There are some trade-offs to consider. EcoSmart costs twice as much as or more than standard spray pesticides. It also has a shorter range of 18 feet.
FAQs About Wasp Spray
If you’re wondering how you should use wasp spray, how these products kill insects, or whether they’re harmful to humans, read on for answers.
Q. How do you use wasp spray?
Use the following steps to put an end to the wasps invading your home:
- Wait until sunset. While this may sound dramatic, it’s actually strategic. These insects are least active at dusk, meaning most of the wasp population will be in the hive, maximizing your ability to eliminate all of its inhabitants.
- Stand safely away from the nest. Wasp sprays are designed with ranges of 15 to 27 feet for a reason. When you spray the hive, the wasps will attempt to counterattack. The farther you are from the hive, the safer for you. It’s also important not to stand under the nest, as the spray will run off of it and fall to the ground along with any six-legged casualties.
- Soak the nest. Don’t be stingy with the spray. Dousing the nest will ensure that you kill all the wasps, preventing them from coming after you. A nest soaked with pesticide will also take care of any inhabitants that return to the hive later.
- Wait 24 hours. Even if you plan your attack at sunset, it’s unlikely every wasp will be at home. Wait 24 hours before removing the nest to allow the pesticide to kill any wasps returning to the hive.
- Dispose of the nest. Remember that most pesticides are hazardous to humans and pets. Wear gloves and a mask when removing the wasp nest. Make sure to put the nest in an enclosed garbage can to prevent pets and children from coming into contact with it.
Q. What does wasp spray do to a wasp?
Wasp sprays use chemicals known as pyrethroids and pyrethrins, both of which cause catastrophic damage to the wasp’s nervous system on contact, paralyzing them and then killing them. This is why a wasp will drop out of the air instantly after being sprayed.
Q. Is wasp spray dangerous to humans?
Wasp spray is dangerous to humans. The National Pesticide Information Center warns that brief direct exposure can cause symptoms that include difficulty breathing, headaches, dizziness, nausea, vomiting, abdominal pain, itching, or burning.
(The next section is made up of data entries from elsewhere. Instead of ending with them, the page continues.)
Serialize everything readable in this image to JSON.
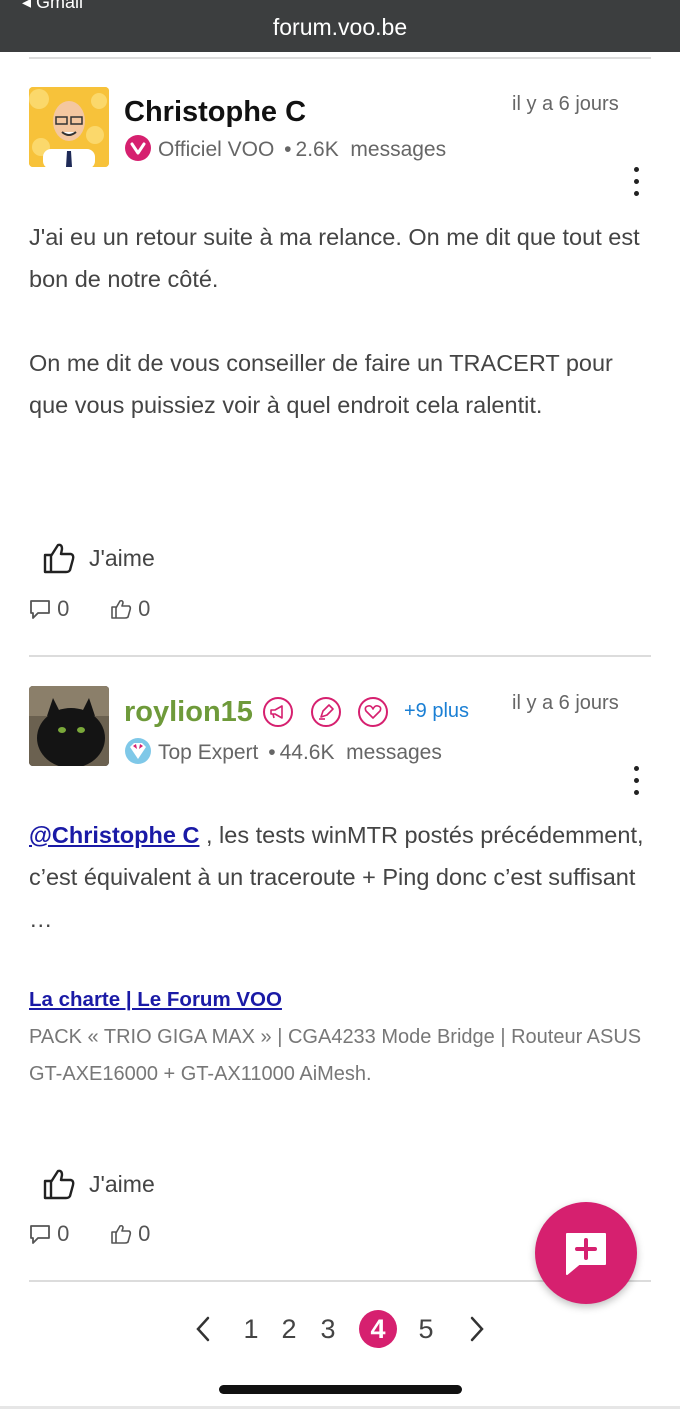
{
  "browser": {
    "back_label": "◂ Gmail",
    "url": "forum.voo.be"
  },
  "posts": [
    {
      "author": "Christophe C",
      "time": "il y a 6 jours",
      "role": "Officiel VOO",
      "message_count": "2.6K",
      "messages_label": "messages",
      "paragraphs": [
        "J'ai eu un retour suite à ma relance. On me dit que tout est bon de notre côté.",
        "On me dit de vous conseiller de faire un TRACERT pour que vous puissiez voir à quel endroit cela ralentit."
      ],
      "like_label": "J'aime",
      "replies": "0",
      "likes": "0"
    },
    {
      "author": "roylion15",
      "author_color": "#6e9a3a",
      "time": "il y a 6 jours",
      "more_badges": "+9 plus",
      "role": "Top Expert",
      "message_count": "44.6K",
      "messages_label": "messages",
      "mention": "@Christophe C",
      "mention_rest": " , les tests winMTR postés précédemment, c’est équivalent à un traceroute + Ping donc c’est suffisant …",
      "signature_link": "La charte | Le Forum VOO",
      "signature_text": "PACK « TRIO GIGA MAX » | CGA4233 Mode Bridge | Routeur ASUS GT-AXE16000 + GT-AX11000 AiMesh.",
      "like_label": "J'aime",
      "replies": "0",
      "likes": "0"
    }
  ],
  "pagination": {
    "pages": [
      "1",
      "2",
      "3",
      "4",
      "5"
    ],
    "current": "4"
  },
  "colors": {
    "accent": "#d6206f",
    "link": "#1a1aa6",
    "badge_blue": "#1a7fd4"
  },
  "icons": {
    "kebab": "more-vertical-icon",
    "like": "thumbs-up-icon",
    "reply": "comment-icon",
    "fab": "new-topic-plus-icon"
  }
}
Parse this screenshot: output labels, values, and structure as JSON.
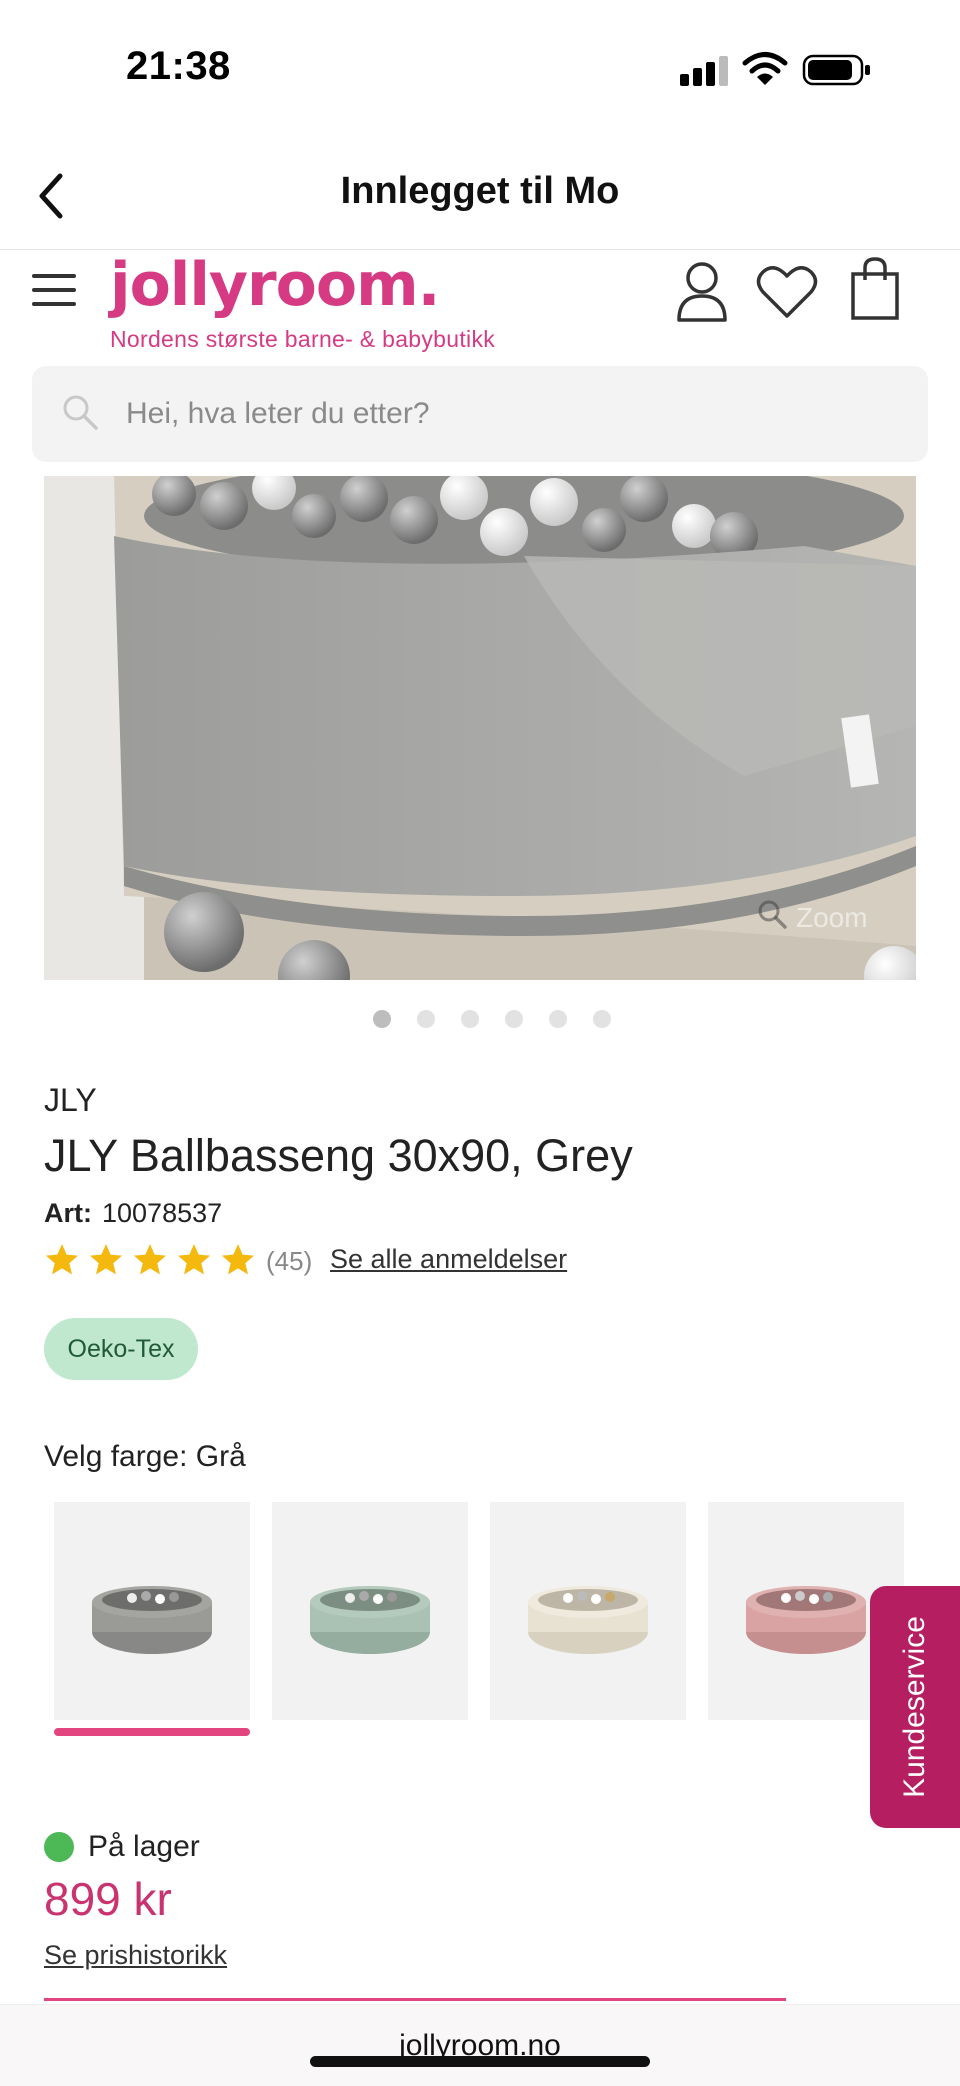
{
  "status_bar": {
    "time": "21:38"
  },
  "nav": {
    "title": "Innlegget til Mo"
  },
  "site": {
    "logo": "jollyroom.",
    "tagline": "Nordens største barne- & babybutikk"
  },
  "search": {
    "placeholder": "Hei, hva leter du etter?"
  },
  "gallery": {
    "zoom_label": "Zoom",
    "dot_count": 6,
    "active_index": 0
  },
  "product": {
    "brand": "JLY",
    "title": "JLY Ballbasseng 30x90, Grey",
    "art_label": "Art:",
    "art_number": "10078537",
    "rating": 5,
    "review_count": "(45)",
    "reviews_link": "Se alle anmeldelser",
    "badge": "Oeko-Tex",
    "color_label": "Velg farge: Grå",
    "swatches": [
      {
        "color": "Grå",
        "tone": "#9a9a96",
        "selected": true
      },
      {
        "color": "Mint",
        "tone": "#a9c2b3",
        "selected": false
      },
      {
        "color": "Kremhvit",
        "tone": "#e8e2d3",
        "selected": false
      },
      {
        "color": "Rosa",
        "tone": "#d9a3a3",
        "selected": false
      }
    ],
    "stock": "På lager",
    "price": "899 kr",
    "price_history_link": "Se prishistorikk"
  },
  "customer_service": {
    "label": "Kundeservice"
  },
  "browser": {
    "url": "jollyroom.no"
  },
  "colors": {
    "brand_pink": "#d63a83",
    "cta_magenta": "#b51f62",
    "in_stock": "#4cb956",
    "star": "#f5b80f"
  }
}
Always use caution to avoid skin or eye contact, do not breathe it in, and do not ingest wasp spray. But if an accident happens, contact a Poison Control Center. Should symptoms be concerning, seek emergency medical help immediately.